In an election season that has brought out the worst in American politicians, feeding off fear of Muslims, immigrants, and Black people; this is perhaps the most timely movie of the year. It’s important to teach kids that yes, bigotry does exist and society will do its best to reinforce as many negative stereotypes as it can; but they must also see past the color of someone’s skin or their language to see who a person really is…for good and for ill. And yeah, with people making important decisions at the election booth this year, it’s important for adults to be reminded of this lesson.
I have seen some critics argue that message of this movie is muddled by the central plot involving predators going feral as reinforcement of negative stereotypes that certain races are “sub-human” or “savage” while pointing out that the predators are in fact dangerous creatures. I personally don’t see it that way, as the mutants in X-Men are equally as dangerous as any predator in Zootopia could be considered. And that never stopped Marvel writers from banging the drum that mutant discrimination is meant to be a metaphor for racial and sexual discrimination, so I’m fine with the route the filmmakers opted to take.

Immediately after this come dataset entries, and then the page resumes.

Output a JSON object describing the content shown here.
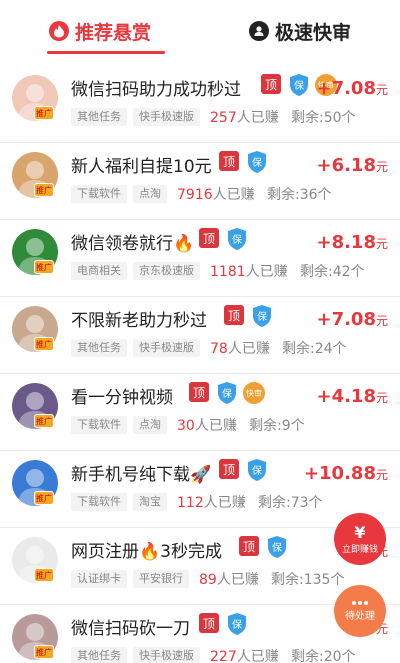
{
  "tabs": [
    {
      "label": "推荐悬赏",
      "icon": "flame-icon",
      "active": true
    },
    {
      "label": "极速快审",
      "icon": "person-icon",
      "active": false
    }
  ],
  "colors": {
    "accent": "#e8383d",
    "top_badge": "#d9363e",
    "bao_badge": "#3aa0e8",
    "kuai_badge": "#f0a030"
  },
  "badges": {
    "top": "顶",
    "bao": "保",
    "kuai": "快审",
    "avatar": "推广"
  },
  "earned_suffix": "人已赚",
  "remain_prefix": "剩余:",
  "remain_suffix": "个",
  "currency": "元",
  "tasks": [
    {
      "title": "微信扫码助力成功秒过",
      "kuai": true,
      "amount": "+7.08",
      "tags": [
        "其他任务",
        "快手极速版"
      ],
      "earned": "257",
      "remain": "50"
    },
    {
      "title": "新人福利自提10元",
      "kuai": false,
      "amount": "+6.18",
      "tags": [
        "下载软件",
        "点淘"
      ],
      "earned": "7916",
      "remain": "36"
    },
    {
      "title": "微信领卷就行🔥",
      "kuai": false,
      "amount": "+8.18",
      "tags": [
        "电商相关",
        "京东极速版"
      ],
      "earned": "1181",
      "remain": "42"
    },
    {
      "title": "不限新老助力秒过",
      "kuai": false,
      "amount": "+7.08",
      "tags": [
        "其他任务",
        "快手极速版"
      ],
      "earned": "78",
      "remain": "24"
    },
    {
      "title": "看一分钟视频",
      "kuai": true,
      "amount": "+4.18",
      "tags": [
        "下载软件",
        "点淘"
      ],
      "earned": "30",
      "remain": "9"
    },
    {
      "title": "新手机号纯下载🚀",
      "kuai": false,
      "amount": "+10.88",
      "tags": [
        "下载软件",
        "淘宝"
      ],
      "earned": "112",
      "remain": "73"
    },
    {
      "title": "网页注册🔥3秒完成",
      "kuai": false,
      "amount": "+",
      "tags": [
        "认证绑卡",
        "平安银行"
      ],
      "earned": "89",
      "remain": "135"
    },
    {
      "title": "微信扫码砍一刀",
      "kuai": false,
      "amount": "+7.",
      "tags": [
        "其他任务",
        "快手极速版"
      ],
      "earned": "227",
      "remain": "20"
    }
  ],
  "float_earn": {
    "symbol": "¥",
    "label": "立即赚钱"
  },
  "float_pending": {
    "label": "待处理"
  }
}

I freaking love this movie. Take your kids to see it, because they’ll enjoy every second of it while learning an important lesson in the process. If you have no kids? See it as soon as possible on the big screen. This is so, so close to Better Than Sex and it very well may turn out that way when I see it again (for I WILL see this again). I need to think about the racial metaphor for a bit longer, but for now? This is an extremely high…